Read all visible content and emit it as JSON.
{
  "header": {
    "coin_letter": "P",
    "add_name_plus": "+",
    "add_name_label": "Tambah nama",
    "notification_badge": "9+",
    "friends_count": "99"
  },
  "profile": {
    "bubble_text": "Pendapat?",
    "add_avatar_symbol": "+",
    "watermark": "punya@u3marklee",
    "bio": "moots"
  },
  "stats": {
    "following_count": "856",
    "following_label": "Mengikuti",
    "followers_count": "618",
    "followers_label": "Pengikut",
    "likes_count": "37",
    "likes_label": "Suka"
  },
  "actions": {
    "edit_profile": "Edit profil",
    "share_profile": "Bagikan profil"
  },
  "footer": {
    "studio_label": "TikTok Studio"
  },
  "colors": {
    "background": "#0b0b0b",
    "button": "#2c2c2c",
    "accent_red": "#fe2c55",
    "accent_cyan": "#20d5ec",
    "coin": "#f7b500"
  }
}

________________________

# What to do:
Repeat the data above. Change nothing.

# Response to the task:
Read all visible content and emit it as JSON.
{
  "header": {
    "coin_letter": "P",
    "add_name_plus": "+",
    "add_name_label": "Tambah nama",
    "notification_badge": "9+",
    "friends_count": "99"
  },
  "profile": {
    "bubble_text": "Pendapat?",
    "add_avatar_symbol": "+",
    "watermark": "punya@u3marklee",
    "bio": "moots"
  },
  "stats": {
    "following_count": "856",
    "following_label": "Mengikuti",
    "followers_count": "618",
    "followers_label": "Pengikut",
    "likes_count": "37",
    "likes_label": "Suka"
  },
  "actions": {
    "edit_profile": "Edit profil",
    "share_profile": "Bagikan profil"
  },
  "footer": {
    "studio_label": "TikTok Studio"
  },
  "colors": {
    "background": "#0b0b0b",
    "button": "#2c2c2c",
    "accent_red": "#fe2c55",
    "accent_cyan": "#20d5ec",
    "coin": "#f7b500"
  }
}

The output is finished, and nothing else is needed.